Opinion: Robo Recall Captures Virtual Reality Gaming’s Triumphs And Failures

by Javy Gwaltney on Mar 18, 2017 at 07:34 AM

Robo Recall, a frenzied shooter that has you taking on a city of haywire robots, was announced back in August at Oculus Connect 3. I remember sitting in the front of the stage, relatively bored with everything Oculus had trotted out. A glorified version of Skype. Some dull-looking demos. A couple of long-winded statements about virtual reality’s supposed impact on the future in gaming as well as other sectors. However, when Epic showed off Robo Recall, and later let me play it for a few minutes, I walked away intrigued by the possibilities of the game.

This was year three in Oculus’ long bid to capture the imagination of the public and gain traction with consumers. The company had lined up a lot of investors and early adopters, but had no software in sight capable of convincing most consumers to shell out money for both the headset and Touch controllers themselves. Robo Recall struck me as the first game that could change that situation; that is, until I learned the game wasn’t even launching with the Touch controllers. Despite Oculus matching the original Gears of War’s budget for the development of its platform-exclusive game and the game clearly being the company’s trump card for the Touch controllers, Robo Recall wouldn’t launch until nearly four months after they shipped the controllers, during a time when everyone’s attention is focused on the likes of Zelda, Switch, Mass Effect, and a slew of other hot topic gaming sessions, which is a shame, because Robo Recall is quite good.

In my review for the game, I spent a fair portion talking about why this goofy sci-fi title is a fantastic shooter where the exhilaration come explicitly from how it uses virtual reality.

The action is intense and always up-close-and-personal. Robo Recall excels at being pure power fantasy, with its simplistic but elegant systems lets players become a sci-fi blockbuster savior in a way that just isn’t possible in non-VR games. Picking up an enemy with my own hands, using him as a shield, and then returning fire with my own weapon is exhilarating. The intimacy of the violence and the demand that I constantly move my hands to orchestrate combos like some violent conductor makes what would be ho-hum action in another game thrilling here.

Despite having played most of the major releases on all three VR headsets, Robo Recall remains the only game I’ve played that’s created an experience where moving around in a space with my body and interacting with the elements in that environment is constantly engaging. Yes, it’s another shooting gallery game that features blink teleportation for getting around the environment, but there’s such creative ingenuity within that small box that despite all my skepticism, I was impressed.
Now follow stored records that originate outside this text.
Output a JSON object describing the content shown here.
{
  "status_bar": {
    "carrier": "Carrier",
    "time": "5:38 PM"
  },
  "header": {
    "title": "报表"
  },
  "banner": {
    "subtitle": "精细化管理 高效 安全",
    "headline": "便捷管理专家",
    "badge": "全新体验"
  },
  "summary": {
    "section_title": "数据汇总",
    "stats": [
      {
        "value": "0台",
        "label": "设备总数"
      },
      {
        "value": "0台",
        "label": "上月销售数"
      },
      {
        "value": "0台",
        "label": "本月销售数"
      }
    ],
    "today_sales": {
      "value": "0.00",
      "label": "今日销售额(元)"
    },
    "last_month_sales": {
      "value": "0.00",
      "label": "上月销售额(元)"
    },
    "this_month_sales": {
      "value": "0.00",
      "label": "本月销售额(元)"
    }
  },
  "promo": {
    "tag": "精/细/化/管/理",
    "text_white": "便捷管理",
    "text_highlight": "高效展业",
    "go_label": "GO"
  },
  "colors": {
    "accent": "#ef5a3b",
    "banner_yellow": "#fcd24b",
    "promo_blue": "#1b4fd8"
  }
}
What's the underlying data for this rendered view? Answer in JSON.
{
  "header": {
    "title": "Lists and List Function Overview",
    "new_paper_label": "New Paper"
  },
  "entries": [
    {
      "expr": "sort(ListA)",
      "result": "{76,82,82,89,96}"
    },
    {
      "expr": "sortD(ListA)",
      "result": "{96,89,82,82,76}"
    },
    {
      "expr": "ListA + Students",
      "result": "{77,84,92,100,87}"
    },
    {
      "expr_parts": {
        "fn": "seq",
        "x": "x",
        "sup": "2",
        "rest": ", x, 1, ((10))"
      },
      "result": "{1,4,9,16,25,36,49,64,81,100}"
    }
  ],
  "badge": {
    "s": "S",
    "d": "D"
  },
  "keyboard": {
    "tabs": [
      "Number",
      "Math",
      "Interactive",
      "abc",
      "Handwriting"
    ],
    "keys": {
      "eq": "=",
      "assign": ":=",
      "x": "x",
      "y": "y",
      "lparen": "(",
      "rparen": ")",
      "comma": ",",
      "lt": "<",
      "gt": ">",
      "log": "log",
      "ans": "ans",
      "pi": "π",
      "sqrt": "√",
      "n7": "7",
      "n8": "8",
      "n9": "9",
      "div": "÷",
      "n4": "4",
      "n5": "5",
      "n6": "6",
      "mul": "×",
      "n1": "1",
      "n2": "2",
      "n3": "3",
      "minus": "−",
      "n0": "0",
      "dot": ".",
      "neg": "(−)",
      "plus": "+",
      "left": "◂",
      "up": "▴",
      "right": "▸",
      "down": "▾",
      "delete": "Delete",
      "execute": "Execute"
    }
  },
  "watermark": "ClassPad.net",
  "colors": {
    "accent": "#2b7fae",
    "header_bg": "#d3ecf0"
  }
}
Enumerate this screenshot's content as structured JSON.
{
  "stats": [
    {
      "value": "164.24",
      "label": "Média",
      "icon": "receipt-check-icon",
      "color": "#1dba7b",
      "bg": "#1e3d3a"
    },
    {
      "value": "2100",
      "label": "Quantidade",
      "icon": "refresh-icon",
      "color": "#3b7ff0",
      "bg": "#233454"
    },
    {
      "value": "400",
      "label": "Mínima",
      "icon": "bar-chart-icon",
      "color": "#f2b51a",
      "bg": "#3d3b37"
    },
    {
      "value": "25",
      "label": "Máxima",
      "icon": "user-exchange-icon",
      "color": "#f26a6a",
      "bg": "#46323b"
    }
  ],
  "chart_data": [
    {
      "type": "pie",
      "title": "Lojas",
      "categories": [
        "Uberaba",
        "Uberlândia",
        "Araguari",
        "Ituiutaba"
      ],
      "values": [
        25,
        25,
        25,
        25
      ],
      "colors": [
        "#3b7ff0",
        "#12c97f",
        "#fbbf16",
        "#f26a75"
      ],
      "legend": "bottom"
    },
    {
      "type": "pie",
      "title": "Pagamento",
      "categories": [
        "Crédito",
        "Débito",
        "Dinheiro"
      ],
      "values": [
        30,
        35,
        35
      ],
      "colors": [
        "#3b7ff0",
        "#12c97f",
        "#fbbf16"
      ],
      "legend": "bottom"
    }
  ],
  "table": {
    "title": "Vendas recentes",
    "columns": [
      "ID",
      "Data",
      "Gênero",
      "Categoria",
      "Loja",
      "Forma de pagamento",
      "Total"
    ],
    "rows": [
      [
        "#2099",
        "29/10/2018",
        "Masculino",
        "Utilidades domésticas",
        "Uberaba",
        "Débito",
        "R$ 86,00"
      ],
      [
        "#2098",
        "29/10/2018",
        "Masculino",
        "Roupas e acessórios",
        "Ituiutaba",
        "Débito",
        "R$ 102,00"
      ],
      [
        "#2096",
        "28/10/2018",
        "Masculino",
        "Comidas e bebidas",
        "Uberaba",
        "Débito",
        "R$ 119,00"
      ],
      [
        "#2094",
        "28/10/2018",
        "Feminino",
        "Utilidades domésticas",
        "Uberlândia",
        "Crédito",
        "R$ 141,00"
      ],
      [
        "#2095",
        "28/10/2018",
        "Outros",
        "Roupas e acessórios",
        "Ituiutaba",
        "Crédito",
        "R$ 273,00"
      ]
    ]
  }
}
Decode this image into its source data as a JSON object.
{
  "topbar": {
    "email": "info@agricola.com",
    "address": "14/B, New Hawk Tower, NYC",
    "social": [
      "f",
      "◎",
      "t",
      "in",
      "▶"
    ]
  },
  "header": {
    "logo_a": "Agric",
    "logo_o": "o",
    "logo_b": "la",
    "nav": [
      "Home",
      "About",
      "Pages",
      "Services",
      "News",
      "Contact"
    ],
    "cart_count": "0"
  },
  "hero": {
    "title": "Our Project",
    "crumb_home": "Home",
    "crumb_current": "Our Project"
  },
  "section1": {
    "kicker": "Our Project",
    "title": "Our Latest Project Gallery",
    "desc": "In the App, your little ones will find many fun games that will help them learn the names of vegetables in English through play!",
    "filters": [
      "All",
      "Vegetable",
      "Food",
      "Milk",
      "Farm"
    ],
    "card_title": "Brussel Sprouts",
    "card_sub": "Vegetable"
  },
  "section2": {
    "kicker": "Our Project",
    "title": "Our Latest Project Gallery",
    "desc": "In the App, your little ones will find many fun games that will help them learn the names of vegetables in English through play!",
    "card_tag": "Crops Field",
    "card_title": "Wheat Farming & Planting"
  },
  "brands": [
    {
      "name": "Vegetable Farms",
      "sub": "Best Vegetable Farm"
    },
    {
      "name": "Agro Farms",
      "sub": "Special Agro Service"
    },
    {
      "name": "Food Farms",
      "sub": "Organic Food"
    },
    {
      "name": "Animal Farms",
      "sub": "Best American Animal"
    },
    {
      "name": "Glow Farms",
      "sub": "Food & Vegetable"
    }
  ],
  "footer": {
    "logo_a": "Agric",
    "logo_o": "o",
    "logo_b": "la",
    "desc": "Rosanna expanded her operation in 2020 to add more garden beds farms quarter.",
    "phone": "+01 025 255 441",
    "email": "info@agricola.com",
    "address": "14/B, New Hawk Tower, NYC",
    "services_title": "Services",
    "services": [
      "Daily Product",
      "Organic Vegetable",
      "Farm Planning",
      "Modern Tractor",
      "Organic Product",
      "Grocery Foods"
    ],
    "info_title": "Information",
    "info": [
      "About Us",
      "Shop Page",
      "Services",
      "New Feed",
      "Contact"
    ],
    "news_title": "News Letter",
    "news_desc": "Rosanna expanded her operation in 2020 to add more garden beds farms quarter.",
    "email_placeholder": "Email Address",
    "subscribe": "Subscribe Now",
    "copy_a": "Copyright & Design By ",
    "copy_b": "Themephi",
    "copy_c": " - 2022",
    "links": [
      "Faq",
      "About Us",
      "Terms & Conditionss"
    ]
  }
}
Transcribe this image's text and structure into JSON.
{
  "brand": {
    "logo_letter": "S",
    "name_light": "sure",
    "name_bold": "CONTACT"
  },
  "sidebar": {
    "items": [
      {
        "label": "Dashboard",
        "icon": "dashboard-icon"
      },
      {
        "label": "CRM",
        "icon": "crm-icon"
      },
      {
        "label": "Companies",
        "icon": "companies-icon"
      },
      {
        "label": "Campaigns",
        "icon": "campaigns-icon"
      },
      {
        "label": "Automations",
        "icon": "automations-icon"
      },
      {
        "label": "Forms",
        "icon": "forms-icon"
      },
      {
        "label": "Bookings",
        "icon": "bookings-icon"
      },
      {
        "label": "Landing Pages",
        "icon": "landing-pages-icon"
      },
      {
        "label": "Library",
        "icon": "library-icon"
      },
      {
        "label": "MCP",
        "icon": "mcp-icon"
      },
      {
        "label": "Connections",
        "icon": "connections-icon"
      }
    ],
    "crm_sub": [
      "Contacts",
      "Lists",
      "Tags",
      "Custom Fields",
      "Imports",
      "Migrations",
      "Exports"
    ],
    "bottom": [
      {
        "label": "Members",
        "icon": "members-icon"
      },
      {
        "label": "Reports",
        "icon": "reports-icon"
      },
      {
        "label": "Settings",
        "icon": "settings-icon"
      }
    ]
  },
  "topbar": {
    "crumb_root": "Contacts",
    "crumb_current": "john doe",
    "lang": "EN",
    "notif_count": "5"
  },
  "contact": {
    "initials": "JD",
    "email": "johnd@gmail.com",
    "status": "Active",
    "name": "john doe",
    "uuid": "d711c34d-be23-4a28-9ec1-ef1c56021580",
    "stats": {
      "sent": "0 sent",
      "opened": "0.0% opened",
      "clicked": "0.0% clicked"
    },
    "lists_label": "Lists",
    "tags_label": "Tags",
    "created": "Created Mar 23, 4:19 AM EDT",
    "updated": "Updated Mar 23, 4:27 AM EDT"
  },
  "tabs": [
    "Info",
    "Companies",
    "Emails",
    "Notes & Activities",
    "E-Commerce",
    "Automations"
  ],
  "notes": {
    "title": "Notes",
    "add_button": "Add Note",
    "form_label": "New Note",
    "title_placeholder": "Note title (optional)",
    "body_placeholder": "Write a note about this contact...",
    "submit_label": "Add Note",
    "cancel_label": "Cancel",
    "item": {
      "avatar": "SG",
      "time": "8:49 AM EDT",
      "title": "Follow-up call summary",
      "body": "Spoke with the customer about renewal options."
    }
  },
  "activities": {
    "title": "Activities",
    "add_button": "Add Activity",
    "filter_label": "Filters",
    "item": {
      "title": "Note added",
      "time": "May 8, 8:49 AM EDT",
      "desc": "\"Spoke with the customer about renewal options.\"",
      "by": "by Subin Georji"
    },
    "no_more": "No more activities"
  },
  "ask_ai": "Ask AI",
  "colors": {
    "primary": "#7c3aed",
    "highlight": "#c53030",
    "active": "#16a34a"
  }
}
It’s a game that makes the difference between using a PS4 controller or mouse to shoot an enemy and using a motion controller and headset feel vast.

I have played many, many non-VR games where I can use foes as meat shields or sidestep their bullets, but physically bending out of the way of the enemy fire is an unprecedented level of immersion for me as is picking an enemy up, ripping their head off, and bowling it into another foe. Robo Recall presents what should be a generic action experience and skillfully makes the case for how these headsets can take the familiar and make it new. The only sticking point is the teleportation system, which is hard to blame Epic for since that’s more of a hardware limitation than anything else. However, having to use my controller to move around instead of my feet creates a disorientation with my upper and lower body and does occasionally draw attention to the the game’s artificiality. Still, technological limitations aside the experience remains, in my mind, the most convincing case for virtual reality yet.

This game should be Oculus’ killer app. However, the company’s strange release, basically sending Robo Recall out to die in the middle of a packed release schedule, instead of with the controllers’ launch back December is another sign of VR’s strange, nebulous place in the gaming industry. Again, I can’t help but think of sitting at the Oculus presentation in August, listening to various developers and executives all make the case for VR in ways that didn’t really come together. Some of them championed the technology for its business possibilities, others for what it could do for gaming or education, seemingly with little care that they had created a souped-up Kinect for an audience that expected the Holodeck. There’s something to be said about unrealistic expectations there but from the very beginning Oculus has tapped into virtual reality’s place in pop culture as an outlandish transportation machine, inviting its Kickstarter backers in 2012 to “step into the game.”

Robo Recall is the title that best lives up to that invitation, but what fanfare is there for it? There’s little discussion of it, reviews continue to trickle in but the game’s been out for nearly two weeks and it just seems like there’s a lot of silence from both players and Oculus itself on the game. This should be the game that is pitched to the wary public as the definitive VR experience, but the push isn’t there at all.

Robo Recall could be a sign that developers are finally stepping out of tech demo territory and are creating more substantial offerings for these expensive headsets, but you’d never know by the game’s unenthusiastic release. Despite my hesitance and skepticism for all things VR, I do want the platform to succeed both for its creative possibilities and to bring the joy of games to a larger audience. However, what hope is there for the platform to take hold with a general audience if there’s no push behind the best experiences these devices have to offer?